--- Assignment ---
Every entry below needs to be printed again exactly, with its pictures left out.
***** Extracted material
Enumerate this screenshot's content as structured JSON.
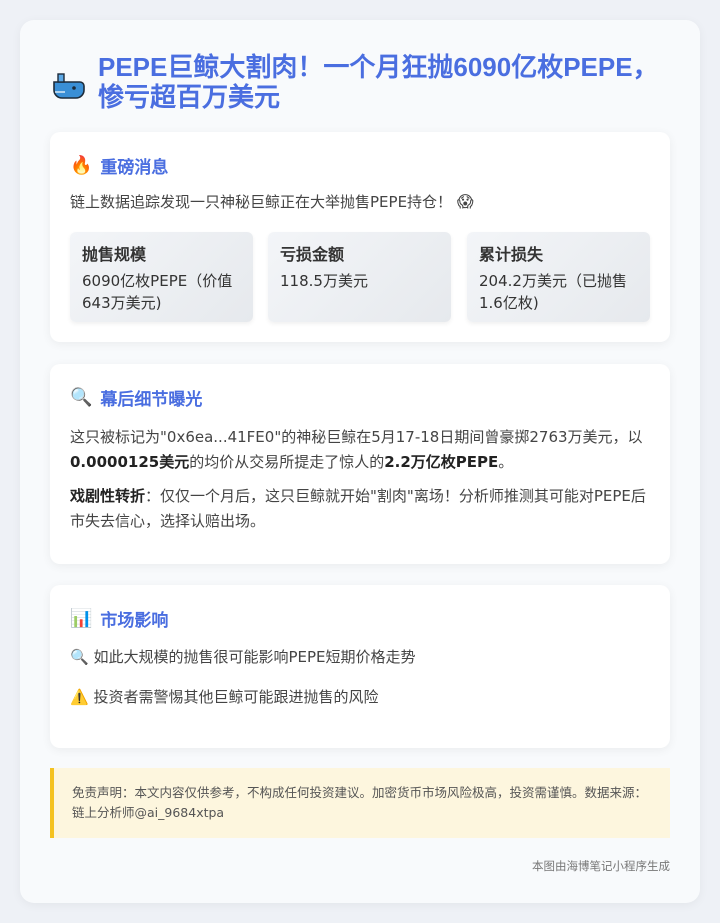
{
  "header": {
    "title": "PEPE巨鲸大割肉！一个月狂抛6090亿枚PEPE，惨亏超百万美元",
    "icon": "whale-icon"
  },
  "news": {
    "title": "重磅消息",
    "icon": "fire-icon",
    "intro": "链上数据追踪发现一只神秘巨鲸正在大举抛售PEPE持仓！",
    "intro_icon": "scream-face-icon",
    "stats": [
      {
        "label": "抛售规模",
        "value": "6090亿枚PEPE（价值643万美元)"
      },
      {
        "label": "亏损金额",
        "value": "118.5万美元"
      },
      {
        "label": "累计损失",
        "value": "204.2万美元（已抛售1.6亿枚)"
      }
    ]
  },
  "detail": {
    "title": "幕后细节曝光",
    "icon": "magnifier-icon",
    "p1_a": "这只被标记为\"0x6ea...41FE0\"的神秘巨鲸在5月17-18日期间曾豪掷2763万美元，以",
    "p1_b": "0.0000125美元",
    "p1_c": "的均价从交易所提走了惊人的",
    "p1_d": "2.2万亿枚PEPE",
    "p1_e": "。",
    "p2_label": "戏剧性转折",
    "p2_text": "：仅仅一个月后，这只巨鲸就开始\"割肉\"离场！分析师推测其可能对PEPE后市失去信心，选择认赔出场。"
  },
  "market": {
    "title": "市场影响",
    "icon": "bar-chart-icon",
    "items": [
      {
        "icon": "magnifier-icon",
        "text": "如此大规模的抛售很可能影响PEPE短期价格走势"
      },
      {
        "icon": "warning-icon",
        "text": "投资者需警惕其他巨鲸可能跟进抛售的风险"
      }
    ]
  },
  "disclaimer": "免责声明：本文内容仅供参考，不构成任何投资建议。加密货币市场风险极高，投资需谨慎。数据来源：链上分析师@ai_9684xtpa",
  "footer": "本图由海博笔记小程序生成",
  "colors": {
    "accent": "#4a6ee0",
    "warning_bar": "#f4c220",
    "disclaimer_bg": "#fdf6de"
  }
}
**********
--- Reply to the exercise ---
Enumerate this screenshot's content as structured JSON.
{
  "header": {
    "title": "PEPE巨鲸大割肉！一个月狂抛6090亿枚PEPE，惨亏超百万美元",
    "icon": "whale-icon"
  },
  "news": {
    "title": "重磅消息",
    "icon": "fire-icon",
    "intro": "链上数据追踪发现一只神秘巨鲸正在大举抛售PEPE持仓！",
    "intro_icon": "scream-face-icon",
    "stats": [
      {
        "label": "抛售规模",
        "value": "6090亿枚PEPE（价值643万美元)"
      },
      {
        "label": "亏损金额",
        "value": "118.5万美元"
      },
      {
        "label": "累计损失",
        "value": "204.2万美元（已抛售1.6亿枚)"
      }
    ]
  },
  "detail": {
    "title": "幕后细节曝光",
    "icon": "magnifier-icon",
    "p1_a": "这只被标记为\"0x6ea...41FE0\"的神秘巨鲸在5月17-18日期间曾豪掷2763万美元，以",
    "p1_b": "0.0000125美元",
    "p1_c": "的均价从交易所提走了惊人的",
    "p1_d": "2.2万亿枚PEPE",
    "p1_e": "。",
    "p2_label": "戏剧性转折",
    "p2_text": "：仅仅一个月后，这只巨鲸就开始\"割肉\"离场！分析师推测其可能对PEPE后市失去信心，选择认赔出场。"
  },
  "market": {
    "title": "市场影响",
    "icon": "bar-chart-icon",
    "items": [
      {
        "icon": "magnifier-icon",
        "text": "如此大规模的抛售很可能影响PEPE短期价格走势"
      },
      {
        "icon": "warning-icon",
        "text": "投资者需警惕其他巨鲸可能跟进抛售的风险"
      }
    ]
  },
  "disclaimer": "免责声明：本文内容仅供参考，不构成任何投资建议。加密货币市场风险极高，投资需谨慎。数据来源：链上分析师@ai_9684xtpa",
  "footer": "本图由海博笔记小程序生成",
  "colors": {
    "accent": "#4a6ee0",
    "warning_bar": "#f4c220",
    "disclaimer_bg": "#fdf6de"
  }
}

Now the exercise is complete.